Joining the program will help the shops avoid the problems associated with them using cheaper imitation parts to fix the newer models of the iPhone. However, for many the deal with Apple could come with some strings attached.
The repairers approved for Apple’s program can receive free training to fix all Apple devices, and purchase genuine parts, tools, repair manuals, and diagnostics from the tech giant. But they also need to sign a contract with Apple to keep their tools and techniques confidential, and only let Apple-certified technicians make the repairs.
There are also concerns that the move could let Apple exert excessive control over the independent shops. According to a Motherboard report from last year, contracts in the US version of the program allowed Apple to physically audit businesses’ operations unannounced, impose fines, ban the use of certain parts and continue inspections even if businesses leave the program.
Melbourne repair shop CPRepairsLab’s owner Long, who requested that his full name wasn’t published, said the popularity of iPhones meant there were a lot of refurbished parts available. But Apple’s Home Buttons, camera modules and vibration motors are specially serialised so the phone can detect when they’ve been changed, and restrict access to some device functions.
“Apple has a chip inside the screen now so whenever you replace it, starting from iPhone 11, you get a pop-up saying it’s not an authorised screen,” he said.
“Or for the iPhone X or XR. If you want to replace the front speaker on that phone, you lose the Face ID. To do a proper job you’d have to take it to Apple for repair, because they have a special machine.”
Long said he would be interesting in joining the program, but with Apple currently charging $250 for a screen replacement job he offers for $120, he is worried about how much extra the genuine parts will cost.

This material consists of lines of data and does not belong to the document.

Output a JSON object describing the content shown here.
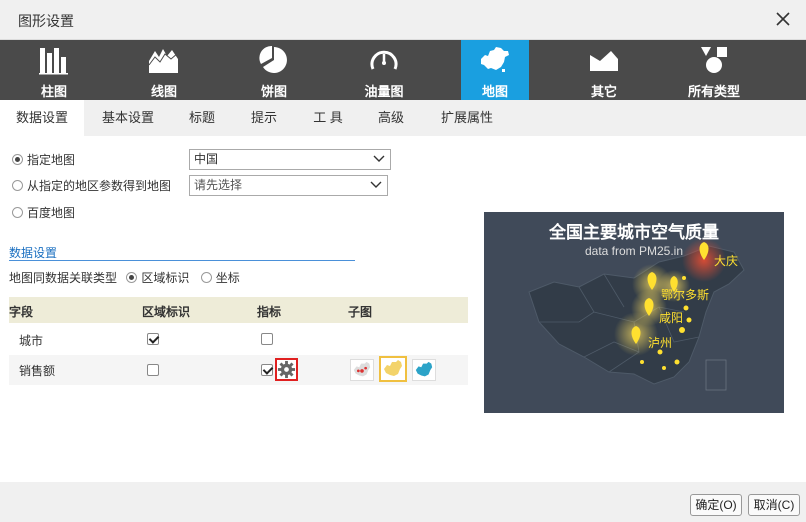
{
  "dialog": {
    "title": "图形设置"
  },
  "chart_types": [
    {
      "label": "柱图",
      "icon": "bar-chart-icon"
    },
    {
      "label": "线图",
      "icon": "line-chart-icon"
    },
    {
      "label": "饼图",
      "icon": "pie-chart-icon"
    },
    {
      "label": "油量图",
      "icon": "gauge-icon"
    },
    {
      "label": "地图",
      "icon": "map-icon",
      "active": true
    },
    {
      "label": "其它",
      "icon": "other-chart-icon"
    },
    {
      "label": "所有类型",
      "icon": "all-types-icon"
    }
  ],
  "tabs": [
    {
      "label": "数据设置",
      "active": true
    },
    {
      "label": "基本设置"
    },
    {
      "label": "标题"
    },
    {
      "label": "提示"
    },
    {
      "label": "工 具"
    },
    {
      "label": "高级"
    },
    {
      "label": "扩展属性"
    }
  ],
  "map_source": {
    "option1": {
      "label": "指定地图",
      "checked": true,
      "select_value": "中国"
    },
    "option2": {
      "label": "从指定的地区参数得到地图",
      "checked": false,
      "select_placeholder": "请先选择"
    },
    "option3": {
      "label": "百度地图",
      "checked": false
    }
  },
  "data_settings": {
    "section_title": "数据设置",
    "link_type_label": "地图同数据关联类型",
    "link_options": [
      {
        "label": "区域标识",
        "checked": true
      },
      {
        "label": "坐标",
        "checked": false
      }
    ]
  },
  "table": {
    "headers": [
      "字段",
      "区域标识",
      "指标",
      "子图"
    ],
    "rows": [
      {
        "field": "城市",
        "region": true,
        "metric": false
      },
      {
        "field": "销售额",
        "region": false,
        "metric": true
      }
    ]
  },
  "preview": {
    "title": "全国主要城市空气质量",
    "subtitle": "data from PM25.in",
    "cities": [
      "大庆",
      "鄂尔多斯",
      "咸阳",
      "泸州"
    ]
  },
  "footer": {
    "ok": "确定(O)",
    "cancel": "取消(C)"
  },
  "colors": {
    "accent": "#1a9fe0",
    "typebar": "#4a4a4a",
    "preview_bg": "#404a59",
    "city_label": "#ffe030",
    "gear_border": "#e02020"
  }
}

The introduction of Apple’s program comes as the company — and other gadget-makers — are under pressure in Australia to support a “right to repair”. The productivity commission is due to release a draft report in June examining whether consumers have access to repair services at fair prices, and whether regulation is required.
Lyndsey Jackson, chair of Electronic Frontiers Australia, said Apple’s repair program was a good initial step, but that there was a global demand for Apple and others to design with sustainability, reusability and repairability in mind.
“It’s good they’re bringing it to Australia, but it shows that they could have been doing more for a while and they haven’t been,” she said.
“It’s like a car. When you can only take your car back to the dealer that you bought it from, and you can’t take it to an independent mechanic, then you really have lost your consumer rights.”
Tim is the editor of The Age and Sydney Morning Herald technology sections.